The visible remains of the city are mostly derived from the period of the Roman Empire. The city has significant remains such as the Zeus Temple, the Complex of Stadium-Theatre, Macellum, Portico Street, the bridges and dam, two necropolises, odeon, the Roman Baths.

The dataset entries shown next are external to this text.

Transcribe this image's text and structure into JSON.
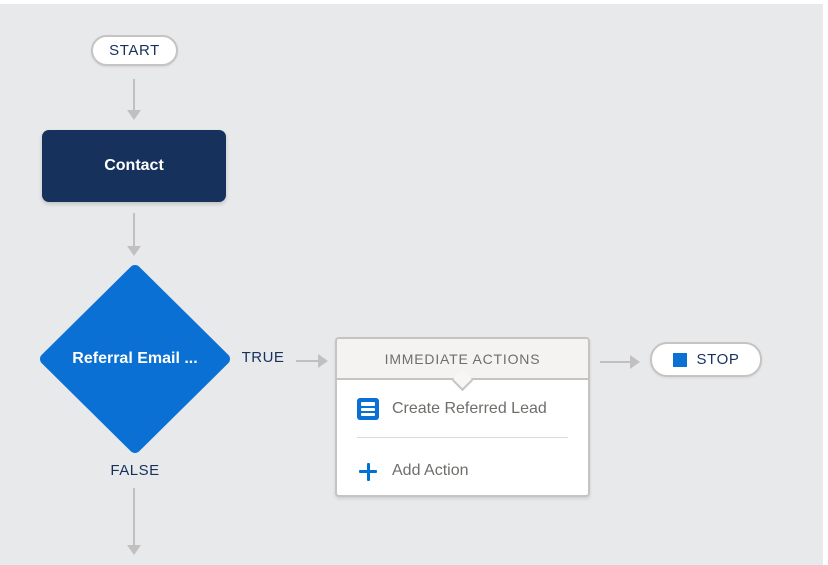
{
  "flow": {
    "start_label": "START",
    "stop_label": "STOP",
    "object_node": {
      "label": "Contact"
    },
    "criteria_node": {
      "label": "Referral Email ...",
      "true_label": "TRUE",
      "false_label": "FALSE"
    },
    "actions_panel": {
      "header": "IMMEDIATE ACTIONS",
      "items": [
        {
          "icon": "record-create-icon",
          "label": "Create Referred Lead"
        },
        {
          "icon": "plus-icon",
          "label": "Add Action"
        }
      ]
    }
  },
  "colors": {
    "canvas_background": "#e8e9eb",
    "navy": "#16325c",
    "criteria_blue": "#0b70d4",
    "action_icon_blue": "#0b70d4",
    "plus_blue": "#0070d2",
    "arrow_gray": "#c2c0bf",
    "border_gray": "#c6c4c2",
    "muted_text": "#706e6b"
  }
}
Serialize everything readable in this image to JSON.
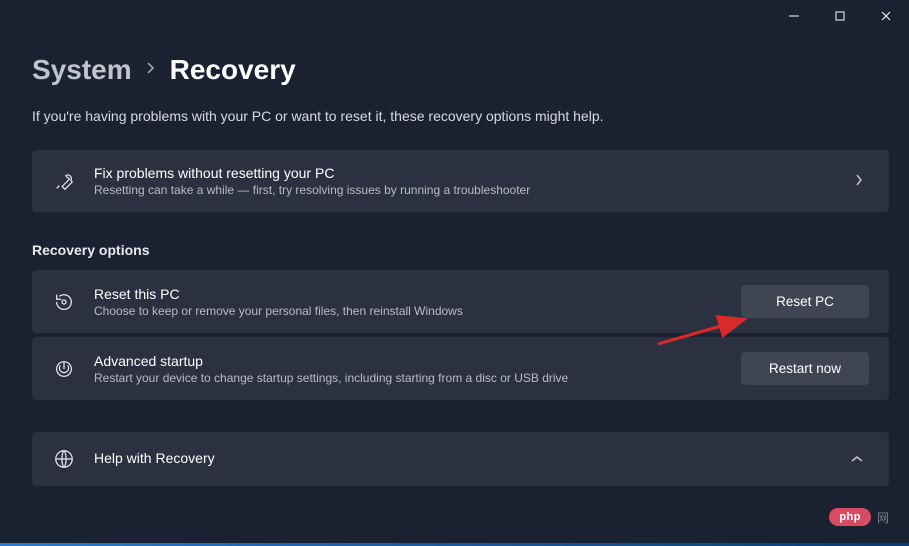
{
  "titlebar": {
    "minimize": "minimize",
    "maximize": "maximize",
    "close": "close"
  },
  "breadcrumb": {
    "parent": "System",
    "current": "Recovery"
  },
  "subtitle": "If you're having problems with your PC or want to reset it, these recovery options might help.",
  "fix": {
    "title": "Fix problems without resetting your PC",
    "sub": "Resetting can take a while — first, try resolving issues by running a troubleshooter"
  },
  "section_header": "Recovery options",
  "reset": {
    "title": "Reset this PC",
    "sub": "Choose to keep or remove your personal files, then reinstall Windows",
    "button": "Reset PC"
  },
  "advanced": {
    "title": "Advanced startup",
    "sub": "Restart your device to change startup settings, including starting from a disc or USB drive",
    "button": "Restart now"
  },
  "help": {
    "title": "Help with Recovery"
  },
  "watermark": {
    "badge": "php",
    "text": "网"
  }
}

The structure of the Temple which is one of the best preserved Zeus Temples in the world. The Temple of Zeus, situated upon a hill, was the city's main sanctuary.There is an area covered with vaults under the temple. The temple has an unusual feature in Anatolia with this plan. The temple is composed of pronoas, naos, opisthodomos and a vaulted room under the basement. The distance between the columns and the walls of the inner rooms is twice as much as the distance between the columns; that means the building is a pseudodipteros. Since the space surrounded by the columns in the temple is marble-covered, the Zeus Temple in Aizanoi is unique in the pseudodipteros plan. The other temples in this plan have a wooden roof cover. Covering the ancient inscriptions and ashlar masonry of the temple are simple representations of riders, combat scenes and horses. These engraved images depict episodes from the life of the Çavdar Tatars in the 13th century, who lived within the citadel walls surrounding the temple plateau. The magnificent Temple of Zeus contributed much to the city's prominence in antiquity and it is among the rarest ancient buildings in Anatolia which have survived till today by preserving its original form.

Tomislav Šipek & Ivan Sache, 23 October 2017